Which lines in the entries below contain the string "BEST"? Show each of them in full.

(App and web page records)
┄┄┄┄┄┄┄┄┄┄

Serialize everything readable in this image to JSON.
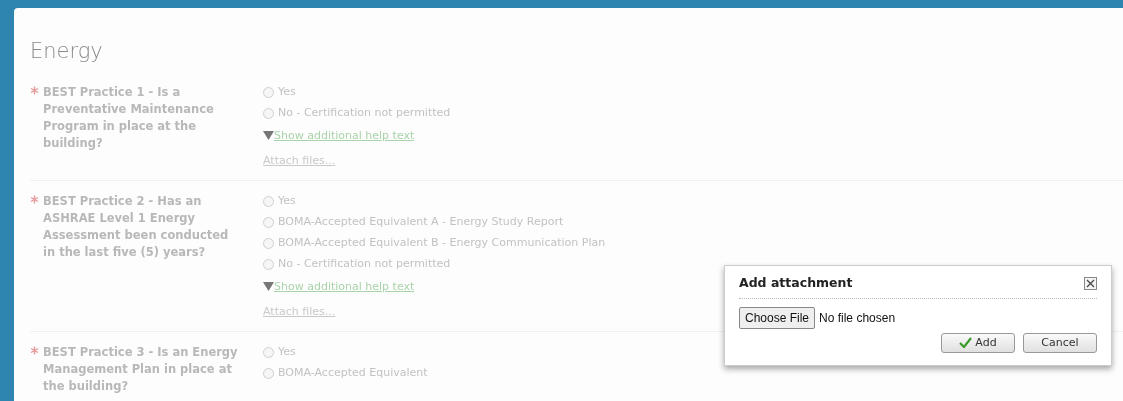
{
  "section": {
    "title": "Energy"
  },
  "questions": [
    {
      "label": "BEST Practice 1 - Is a Preventative Maintenance Program in place at the building?",
      "required": true,
      "options": [
        {
          "label": "Yes",
          "selected": false
        },
        {
          "label": "No - Certification not permitted",
          "selected": false
        }
      ],
      "help_link": "Show additional help text",
      "attach_link": "Attach files..."
    },
    {
      "label": "BEST Practice 2 - Has an ASHRAE Level 1 Energy Assessment been conducted in the last five (5) years?",
      "required": true,
      "options": [
        {
          "label": "Yes",
          "selected": false
        },
        {
          "label": "BOMA-Accepted Equivalent A - Energy Study Report",
          "selected": false
        },
        {
          "label": "BOMA-Accepted Equivalent B - Energy Communication Plan",
          "selected": false
        },
        {
          "label": "No - Certification not permitted",
          "selected": false
        }
      ],
      "help_link": "Show additional help text",
      "attach_link": "Attach files..."
    },
    {
      "label": "BEST Practice 3 - Is an Energy Management Plan in place at the building?",
      "required": true,
      "options": [
        {
          "label": "Yes",
          "selected": false
        },
        {
          "label": "BOMA-Accepted Equivalent",
          "selected": false
        }
      ]
    }
  ],
  "dialog": {
    "title": "Add attachment",
    "file_button": "Choose File",
    "file_status": "No file chosen",
    "buttons": [
      {
        "label": "Add",
        "kind": "confirm"
      },
      {
        "label": "Cancel",
        "kind": "cancel"
      }
    ]
  }
}
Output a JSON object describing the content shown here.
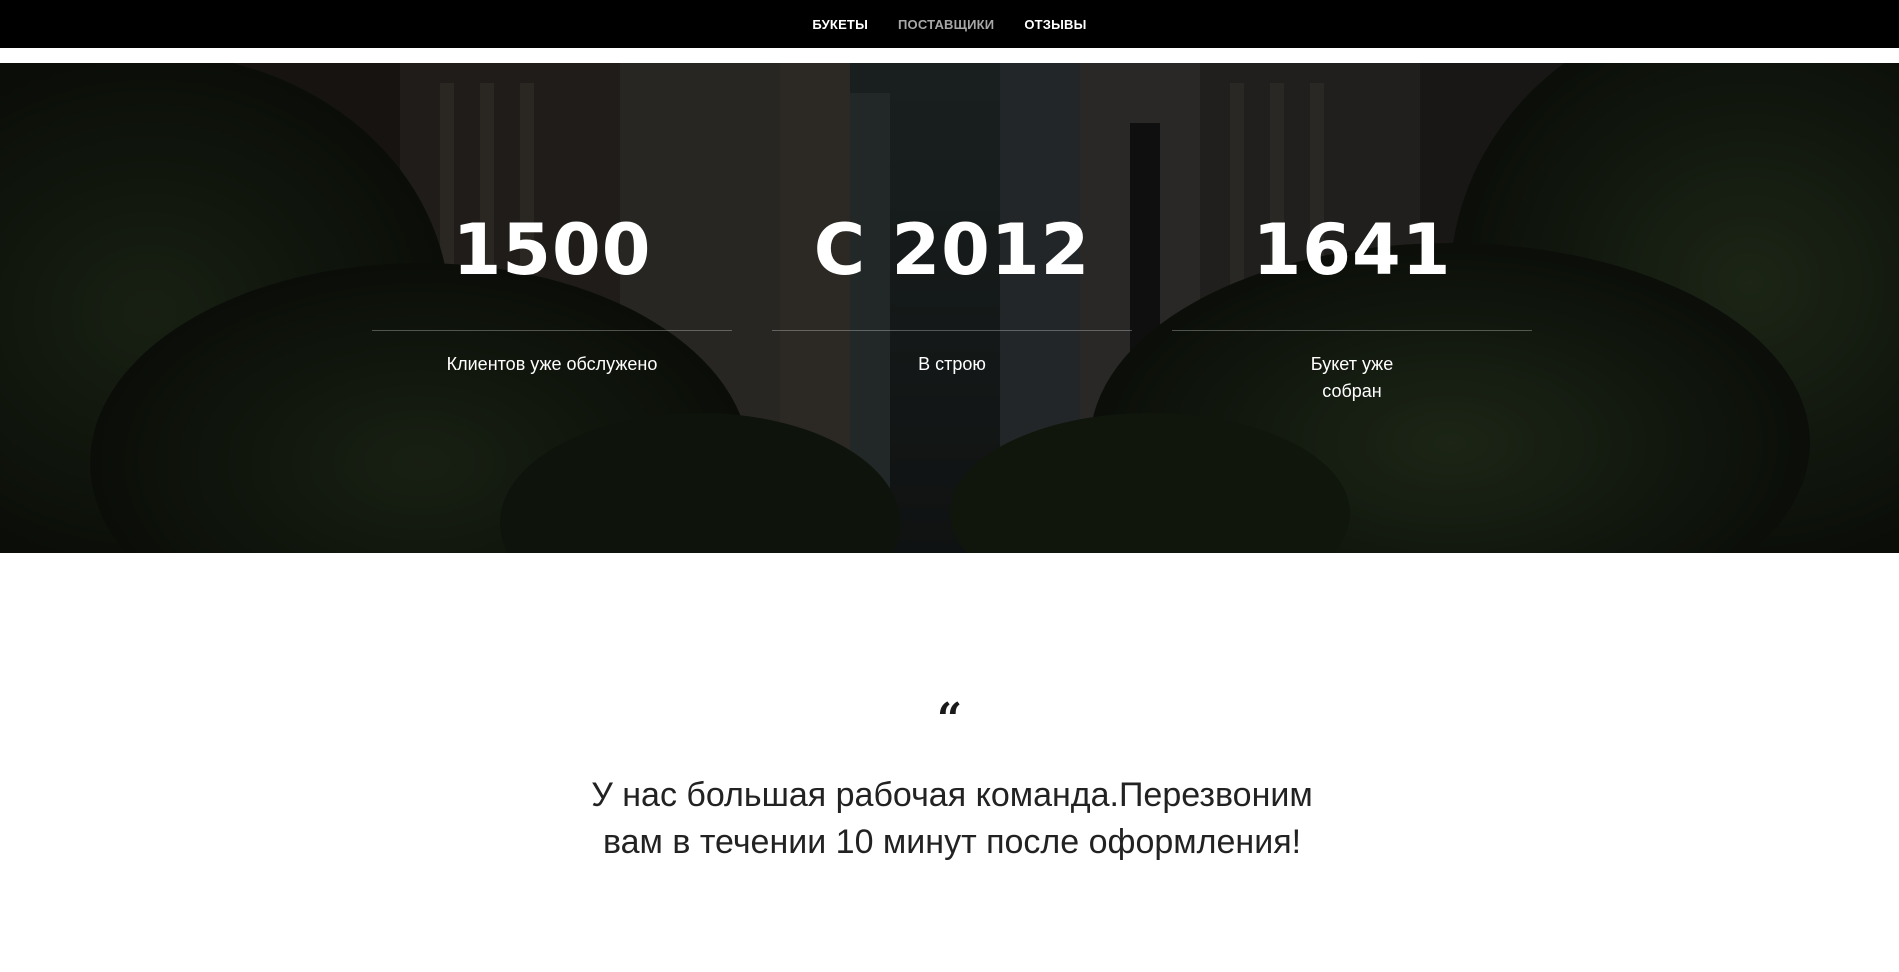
{
  "nav": {
    "items": [
      {
        "label": "БУКЕТЫ"
      },
      {
        "label": "ПОСТАВЩИКИ"
      },
      {
        "label": "ОТЗЫВЫ"
      }
    ]
  },
  "stats": [
    {
      "value": "1500",
      "caption": "Клиентов уже обслужено"
    },
    {
      "value": "С 2012",
      "caption": "В строю"
    },
    {
      "value": "1641",
      "caption": "Букет уже собран"
    }
  ],
  "quote": {
    "mark": "“",
    "text": "У нас большая рабочая команда.Перезвоним вам в течении 10 минут после оформления!"
  },
  "colors": {
    "topbar": "#000000",
    "nav_active": "#ffffff",
    "nav_dim": "#a7a7a7",
    "hero_overlay": "#12150f",
    "quote_text": "#222222"
  }
}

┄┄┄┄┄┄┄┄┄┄

# Solution
      "label": "BEST Practice 1 - Is a Preventative Maintenance Program in place at the building?",
      "label": "BEST Practice 2 - Has an ASHRAE Level 1 Energy Assessment been conducted in the last five (5) years?",
      "label": "BEST Practice 3 - Is an Energy Management Plan in place at the building?",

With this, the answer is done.